Sandy Hook was supposed to be a watershed moment, the massacre that finally made the gun lobby relent and allow for some tighter legislation around gun control. It is referred to several times throughout the book because, where few of these boys’ deaths made the news, Sandy Hook was different because of the numbers and because of the victims’ ages (mostly only six or seven years old). Even then, with such media attention, the NRA were triumphant (Younge also flags up how they blocked the sale of smart guns – those that have locking mechanisms such as fingerprint ID to stop them from being fired by any other than the owner – by organising boycotts). The parents of these ten boys are resigned to the fact that little will change, and in fact had harboured worries that their children could be shot. I found the following paragraph shocking:

Herein lies one of the most tragic elements to emerge from my research: that every black parent of a teenage child I spoke to had factored in the possibility that this might happen to their kid. Indeed, most of them had channelled their parenting skills into trying to stop precisely that from happening. While others are exerting themselves to get their kids into a decent college, through their SATs, or to excel at sports or music, these parents (who love their offspring no less) are devoting their energies to keeping their kids alive long enough for them to transition either out of the neighbourhood, out of adolescence, or both.
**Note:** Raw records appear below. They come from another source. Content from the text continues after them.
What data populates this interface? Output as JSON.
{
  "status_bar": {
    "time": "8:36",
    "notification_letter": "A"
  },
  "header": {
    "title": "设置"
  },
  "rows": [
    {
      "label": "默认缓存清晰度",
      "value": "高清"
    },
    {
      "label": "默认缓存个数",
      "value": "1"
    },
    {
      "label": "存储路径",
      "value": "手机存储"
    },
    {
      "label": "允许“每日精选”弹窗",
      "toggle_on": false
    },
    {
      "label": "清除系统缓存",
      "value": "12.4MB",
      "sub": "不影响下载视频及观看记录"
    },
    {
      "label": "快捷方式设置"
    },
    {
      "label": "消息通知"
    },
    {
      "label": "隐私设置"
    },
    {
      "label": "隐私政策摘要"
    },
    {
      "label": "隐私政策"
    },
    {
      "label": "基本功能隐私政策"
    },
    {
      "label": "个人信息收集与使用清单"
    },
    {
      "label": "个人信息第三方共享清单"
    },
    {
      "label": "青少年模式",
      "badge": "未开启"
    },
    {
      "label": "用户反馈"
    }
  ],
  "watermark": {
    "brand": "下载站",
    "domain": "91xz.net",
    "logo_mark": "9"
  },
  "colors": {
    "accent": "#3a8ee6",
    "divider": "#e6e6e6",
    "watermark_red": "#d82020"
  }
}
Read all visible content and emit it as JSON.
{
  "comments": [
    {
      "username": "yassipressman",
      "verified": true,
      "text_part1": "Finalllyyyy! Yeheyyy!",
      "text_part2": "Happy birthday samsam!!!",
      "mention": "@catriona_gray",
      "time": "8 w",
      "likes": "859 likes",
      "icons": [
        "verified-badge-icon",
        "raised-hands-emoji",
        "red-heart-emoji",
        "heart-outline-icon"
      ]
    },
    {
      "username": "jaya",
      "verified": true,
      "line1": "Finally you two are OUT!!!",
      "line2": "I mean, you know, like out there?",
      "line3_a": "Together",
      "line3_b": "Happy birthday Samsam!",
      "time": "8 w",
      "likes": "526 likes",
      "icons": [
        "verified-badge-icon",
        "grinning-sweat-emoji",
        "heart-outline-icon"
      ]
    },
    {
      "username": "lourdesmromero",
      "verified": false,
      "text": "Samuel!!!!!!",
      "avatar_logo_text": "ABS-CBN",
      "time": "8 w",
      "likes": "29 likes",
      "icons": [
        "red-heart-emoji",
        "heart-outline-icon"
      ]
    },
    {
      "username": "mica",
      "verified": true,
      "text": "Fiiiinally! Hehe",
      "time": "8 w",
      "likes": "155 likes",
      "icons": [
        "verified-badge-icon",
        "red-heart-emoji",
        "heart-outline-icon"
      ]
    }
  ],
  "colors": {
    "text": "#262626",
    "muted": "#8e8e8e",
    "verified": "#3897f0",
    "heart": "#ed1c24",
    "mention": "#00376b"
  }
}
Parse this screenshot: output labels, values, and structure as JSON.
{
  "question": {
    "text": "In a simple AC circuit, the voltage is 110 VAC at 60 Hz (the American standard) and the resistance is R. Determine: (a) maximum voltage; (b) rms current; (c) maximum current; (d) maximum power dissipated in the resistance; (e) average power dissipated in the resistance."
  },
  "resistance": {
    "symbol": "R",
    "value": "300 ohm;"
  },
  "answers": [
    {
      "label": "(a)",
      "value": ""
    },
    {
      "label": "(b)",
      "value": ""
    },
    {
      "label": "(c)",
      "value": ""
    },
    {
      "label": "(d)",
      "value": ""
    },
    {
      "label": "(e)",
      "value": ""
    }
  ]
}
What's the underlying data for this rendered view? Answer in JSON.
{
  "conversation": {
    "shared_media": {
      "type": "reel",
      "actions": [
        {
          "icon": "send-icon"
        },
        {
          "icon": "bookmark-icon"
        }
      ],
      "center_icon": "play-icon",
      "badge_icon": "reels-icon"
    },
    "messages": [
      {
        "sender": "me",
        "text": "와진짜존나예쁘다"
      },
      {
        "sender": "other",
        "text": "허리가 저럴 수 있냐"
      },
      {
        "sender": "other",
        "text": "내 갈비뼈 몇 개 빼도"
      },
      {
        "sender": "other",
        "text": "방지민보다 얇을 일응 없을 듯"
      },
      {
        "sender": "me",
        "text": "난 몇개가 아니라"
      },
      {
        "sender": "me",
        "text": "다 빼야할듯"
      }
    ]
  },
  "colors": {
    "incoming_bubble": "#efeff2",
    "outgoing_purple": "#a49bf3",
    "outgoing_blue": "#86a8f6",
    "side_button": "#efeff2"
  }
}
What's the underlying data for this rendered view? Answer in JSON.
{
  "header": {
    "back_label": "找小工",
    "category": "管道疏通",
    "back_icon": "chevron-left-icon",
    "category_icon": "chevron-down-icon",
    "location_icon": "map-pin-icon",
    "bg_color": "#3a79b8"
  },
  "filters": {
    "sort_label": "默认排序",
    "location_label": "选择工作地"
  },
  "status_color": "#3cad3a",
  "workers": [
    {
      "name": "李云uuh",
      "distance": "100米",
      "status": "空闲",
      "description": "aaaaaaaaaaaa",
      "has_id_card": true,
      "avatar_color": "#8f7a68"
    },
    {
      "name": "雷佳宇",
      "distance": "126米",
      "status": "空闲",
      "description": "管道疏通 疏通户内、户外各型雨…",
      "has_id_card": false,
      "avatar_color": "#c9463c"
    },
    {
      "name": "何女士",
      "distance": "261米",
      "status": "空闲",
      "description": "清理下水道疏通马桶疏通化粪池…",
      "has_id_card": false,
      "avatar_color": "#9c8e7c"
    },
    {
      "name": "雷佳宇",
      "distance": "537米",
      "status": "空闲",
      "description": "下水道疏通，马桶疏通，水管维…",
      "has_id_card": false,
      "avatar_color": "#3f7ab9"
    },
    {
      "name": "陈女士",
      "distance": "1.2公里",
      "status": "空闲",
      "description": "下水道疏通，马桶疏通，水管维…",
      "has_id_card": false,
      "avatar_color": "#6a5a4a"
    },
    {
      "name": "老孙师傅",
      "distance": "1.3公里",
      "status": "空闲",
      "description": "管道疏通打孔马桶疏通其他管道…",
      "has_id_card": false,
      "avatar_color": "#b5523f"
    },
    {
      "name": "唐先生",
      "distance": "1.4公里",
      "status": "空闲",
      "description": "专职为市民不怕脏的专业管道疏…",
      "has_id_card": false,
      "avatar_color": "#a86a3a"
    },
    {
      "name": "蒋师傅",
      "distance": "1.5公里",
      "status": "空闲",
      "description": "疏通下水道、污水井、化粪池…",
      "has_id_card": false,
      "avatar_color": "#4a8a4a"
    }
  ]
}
It dictates who they think their children should socialise with, where they can go, and when they have to be home. So when you ask them if they imagined that their sons’ lives could be so abruptly ended in this way, they give a knowing shrug. ‘You wouldn’t really be doing your job as a parent here if you didn’t think it could happen,’ one father in Newark, whose son was shot dead just a couple of hours later, told me.

While this is not an easy read because of the subject matter, it is an important insight into the faceless stats that we have become oblivious to. These were ten real boys with real families who grieve, and Younge has given them a face.